Could each entry be returned exactly as it appears?

Records for this exercise
● ● ● ●
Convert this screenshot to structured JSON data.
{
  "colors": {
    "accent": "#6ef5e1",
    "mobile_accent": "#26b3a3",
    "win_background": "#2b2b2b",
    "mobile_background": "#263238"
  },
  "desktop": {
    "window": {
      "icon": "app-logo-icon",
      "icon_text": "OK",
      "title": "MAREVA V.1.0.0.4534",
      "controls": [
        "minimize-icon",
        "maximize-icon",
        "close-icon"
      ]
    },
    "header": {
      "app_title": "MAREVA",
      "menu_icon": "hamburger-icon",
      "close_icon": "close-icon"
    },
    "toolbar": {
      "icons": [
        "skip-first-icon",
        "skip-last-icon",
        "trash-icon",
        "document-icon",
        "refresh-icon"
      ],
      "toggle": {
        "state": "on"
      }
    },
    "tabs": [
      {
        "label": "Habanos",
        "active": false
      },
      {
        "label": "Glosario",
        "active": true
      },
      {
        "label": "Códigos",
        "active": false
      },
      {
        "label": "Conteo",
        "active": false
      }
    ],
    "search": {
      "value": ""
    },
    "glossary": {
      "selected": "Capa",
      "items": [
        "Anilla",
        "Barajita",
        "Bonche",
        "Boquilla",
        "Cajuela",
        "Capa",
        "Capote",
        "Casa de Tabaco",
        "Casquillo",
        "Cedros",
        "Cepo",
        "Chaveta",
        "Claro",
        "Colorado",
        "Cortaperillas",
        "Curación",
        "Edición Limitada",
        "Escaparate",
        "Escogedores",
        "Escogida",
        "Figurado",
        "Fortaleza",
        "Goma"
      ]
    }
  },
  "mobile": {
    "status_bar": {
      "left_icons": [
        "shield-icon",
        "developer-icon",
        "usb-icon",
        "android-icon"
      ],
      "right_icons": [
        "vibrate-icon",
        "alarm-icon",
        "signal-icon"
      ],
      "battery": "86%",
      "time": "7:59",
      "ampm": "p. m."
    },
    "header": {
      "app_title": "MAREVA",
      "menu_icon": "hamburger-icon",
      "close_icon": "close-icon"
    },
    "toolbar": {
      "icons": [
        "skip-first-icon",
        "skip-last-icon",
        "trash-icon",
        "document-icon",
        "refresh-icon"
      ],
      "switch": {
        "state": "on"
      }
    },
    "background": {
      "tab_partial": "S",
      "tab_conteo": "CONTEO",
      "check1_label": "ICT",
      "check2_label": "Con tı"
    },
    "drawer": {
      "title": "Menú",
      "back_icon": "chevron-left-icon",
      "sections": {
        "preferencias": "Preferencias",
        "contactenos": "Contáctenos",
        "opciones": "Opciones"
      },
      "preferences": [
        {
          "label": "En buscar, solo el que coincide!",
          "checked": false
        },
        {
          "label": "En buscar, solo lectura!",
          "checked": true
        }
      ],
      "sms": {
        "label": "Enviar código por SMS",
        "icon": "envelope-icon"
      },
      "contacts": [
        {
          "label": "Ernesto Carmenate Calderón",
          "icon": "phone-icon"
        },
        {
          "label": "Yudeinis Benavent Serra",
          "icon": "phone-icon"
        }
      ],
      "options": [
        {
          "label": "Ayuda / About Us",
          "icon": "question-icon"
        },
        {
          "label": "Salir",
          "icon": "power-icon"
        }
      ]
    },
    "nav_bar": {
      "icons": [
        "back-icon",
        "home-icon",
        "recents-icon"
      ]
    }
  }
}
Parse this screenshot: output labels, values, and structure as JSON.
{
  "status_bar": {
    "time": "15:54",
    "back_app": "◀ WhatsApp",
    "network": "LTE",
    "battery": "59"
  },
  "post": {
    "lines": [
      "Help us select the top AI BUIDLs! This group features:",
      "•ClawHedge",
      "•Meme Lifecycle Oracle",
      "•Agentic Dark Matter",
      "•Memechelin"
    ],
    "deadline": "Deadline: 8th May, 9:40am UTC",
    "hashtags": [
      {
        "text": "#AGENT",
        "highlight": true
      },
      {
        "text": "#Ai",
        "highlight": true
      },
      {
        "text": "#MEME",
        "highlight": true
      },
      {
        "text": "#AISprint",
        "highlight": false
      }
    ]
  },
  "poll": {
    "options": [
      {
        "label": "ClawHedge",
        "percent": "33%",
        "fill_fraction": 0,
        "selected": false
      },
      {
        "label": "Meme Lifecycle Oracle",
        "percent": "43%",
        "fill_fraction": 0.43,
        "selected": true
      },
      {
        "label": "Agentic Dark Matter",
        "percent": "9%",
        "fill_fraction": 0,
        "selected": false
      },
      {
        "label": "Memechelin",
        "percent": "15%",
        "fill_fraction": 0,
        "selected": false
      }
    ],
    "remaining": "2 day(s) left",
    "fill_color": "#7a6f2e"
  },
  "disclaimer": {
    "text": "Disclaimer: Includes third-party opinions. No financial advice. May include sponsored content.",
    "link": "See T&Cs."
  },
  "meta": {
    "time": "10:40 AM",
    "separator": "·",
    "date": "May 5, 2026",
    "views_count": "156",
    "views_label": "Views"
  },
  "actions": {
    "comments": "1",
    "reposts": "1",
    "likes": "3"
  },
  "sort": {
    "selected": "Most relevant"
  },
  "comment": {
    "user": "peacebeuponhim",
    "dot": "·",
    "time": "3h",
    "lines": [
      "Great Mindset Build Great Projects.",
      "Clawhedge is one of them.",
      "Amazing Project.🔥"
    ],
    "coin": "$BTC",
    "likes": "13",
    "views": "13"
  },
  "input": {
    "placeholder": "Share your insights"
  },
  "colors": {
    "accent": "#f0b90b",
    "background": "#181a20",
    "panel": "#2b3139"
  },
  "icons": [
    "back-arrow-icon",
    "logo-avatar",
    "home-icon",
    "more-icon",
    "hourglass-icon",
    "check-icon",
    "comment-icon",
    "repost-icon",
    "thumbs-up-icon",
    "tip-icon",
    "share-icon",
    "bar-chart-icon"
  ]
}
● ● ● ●
Written solution
Convert this screenshot to structured JSON data.
{
  "colors": {
    "accent": "#6ef5e1",
    "mobile_accent": "#26b3a3",
    "win_background": "#2b2b2b",
    "mobile_background": "#263238"
  },
  "desktop": {
    "window": {
      "icon": "app-logo-icon",
      "icon_text": "OK",
      "title": "MAREVA V.1.0.0.4534",
      "controls": [
        "minimize-icon",
        "maximize-icon",
        "close-icon"
      ]
    },
    "header": {
      "app_title": "MAREVA",
      "menu_icon": "hamburger-icon",
      "close_icon": "close-icon"
    },
    "toolbar": {
      "icons": [
        "skip-first-icon",
        "skip-last-icon",
        "trash-icon",
        "document-icon",
        "refresh-icon"
      ],
      "toggle": {
        "state": "on"
      }
    },
    "tabs": [
      {
        "label": "Habanos",
        "active": false
      },
      {
        "label": "Glosario",
        "active": true
      },
      {
        "label": "Códigos",
        "active": false
      },
      {
        "label": "Conteo",
        "active": false
      }
    ],
    "search": {
      "value": ""
    },
    "glossary": {
      "selected": "Capa",
      "items": [
        "Anilla",
        "Barajita",
        "Bonche",
        "Boquilla",
        "Cajuela",
        "Capa",
        "Capote",
        "Casa de Tabaco",
        "Casquillo",
        "Cedros",
        "Cepo",
        "Chaveta",
        "Claro",
        "Colorado",
        "Cortaperillas",
        "Curación",
        "Edición Limitada",
        "Escaparate",
        "Escogedores",
        "Escogida",
        "Figurado",
        "Fortaleza",
        "Goma"
      ]
    }
  },
  "mobile": {
    "status_bar": {
      "left_icons": [
        "shield-icon",
        "developer-icon",
        "usb-icon",
        "android-icon"
      ],
      "right_icons": [
        "vibrate-icon",
        "alarm-icon",
        "signal-icon"
      ],
      "battery": "86%",
      "time": "7:59",
      "ampm": "p. m."
    },
    "header": {
      "app_title": "MAREVA",
      "menu_icon": "hamburger-icon",
      "close_icon": "close-icon"
    },
    "toolbar": {
      "icons": [
        "skip-first-icon",
        "skip-last-icon",
        "trash-icon",
        "document-icon",
        "refresh-icon"
      ],
      "switch": {
        "state": "on"
      }
    },
    "background": {
      "tab_partial": "S",
      "tab_conteo": "CONTEO",
      "check1_label": "ICT",
      "check2_label": "Con tı"
    },
    "drawer": {
      "title": "Menú",
      "back_icon": "chevron-left-icon",
      "sections": {
        "preferencias": "Preferencias",
        "contactenos": "Contáctenos",
        "opciones": "Opciones"
      },
      "preferences": [
        {
          "label": "En buscar, solo el que coincide!",
          "checked": false
        },
        {
          "label": "En buscar, solo lectura!",
          "checked": true
        }
      ],
      "sms": {
        "label": "Enviar código por SMS",
        "icon": "envelope-icon"
      },
      "contacts": [
        {
          "label": "Ernesto Carmenate Calderón",
          "icon": "phone-icon"
        },
        {
          "label": "Yudeinis Benavent Serra",
          "icon": "phone-icon"
        }
      ],
      "options": [
        {
          "label": "Ayuda / About Us",
          "icon": "question-icon"
        },
        {
          "label": "Salir",
          "icon": "power-icon"
        }
      ]
    },
    "nav_bar": {
      "icons": [
        "back-icon",
        "home-icon",
        "recents-icon"
      ]
    }
  }
}
Parse this screenshot: output labels, values, and structure as JSON.
{
  "status_bar": {
    "time": "15:54",
    "back_app": "◀ WhatsApp",
    "network": "LTE",
    "battery": "59"
  },
  "post": {
    "lines": [
      "Help us select the top AI BUIDLs! This group features:",
      "•ClawHedge",
      "•Meme Lifecycle Oracle",
      "•Agentic Dark Matter",
      "•Memechelin"
    ],
    "deadline": "Deadline: 8th May, 9:40am UTC",
    "hashtags": [
      {
        "text": "#AGENT",
        "highlight": true
      },
      {
        "text": "#Ai",
        "highlight": true
      },
      {
        "text": "#MEME",
        "highlight": true
      },
      {
        "text": "#AISprint",
        "highlight": false
      }
    ]
  },
  "poll": {
    "options": [
      {
        "label": "ClawHedge",
        "percent": "33%",
        "fill_fraction": 0,
        "selected": false
      },
      {
        "label": "Meme Lifecycle Oracle",
        "percent": "43%",
        "fill_fraction": 0.43,
        "selected": true
      },
      {
        "label": "Agentic Dark Matter",
        "percent": "9%",
        "fill_fraction": 0,
        "selected": false
      },
      {
        "label": "Memechelin",
        "percent": "15%",
        "fill_fraction": 0,
        "selected": false
      }
    ],
    "remaining": "2 day(s) left",
    "fill_color": "#7a6f2e"
  },
  "disclaimer": {
    "text": "Disclaimer: Includes third-party opinions. No financial advice. May include sponsored content.",
    "link": "See T&Cs."
  },
  "meta": {
    "time": "10:40 AM",
    "separator": "·",
    "date": "May 5, 2026",
    "views_count": "156",
    "views_label": "Views"
  },
  "actions": {
    "comments": "1",
    "reposts": "1",
    "likes": "3"
  },
  "sort": {
    "selected": "Most relevant"
  },
  "comment": {
    "user": "peacebeuponhim",
    "dot": "·",
    "time": "3h",
    "lines": [
      "Great Mindset Build Great Projects.",
      "Clawhedge is one of them.",
      "Amazing Project.🔥"
    ],
    "coin": "$BTC",
    "likes": "13",
    "views": "13"
  },
  "input": {
    "placeholder": "Share your insights"
  },
  "colors": {
    "accent": "#f0b90b",
    "background": "#181a20",
    "panel": "#2b3139"
  },
  "icons": [
    "back-arrow-icon",
    "logo-avatar",
    "home-icon",
    "more-icon",
    "hourglass-icon",
    "check-icon",
    "comment-icon",
    "repost-icon",
    "thumbs-up-icon",
    "tip-icon",
    "share-icon",
    "bar-chart-icon"
  ]
}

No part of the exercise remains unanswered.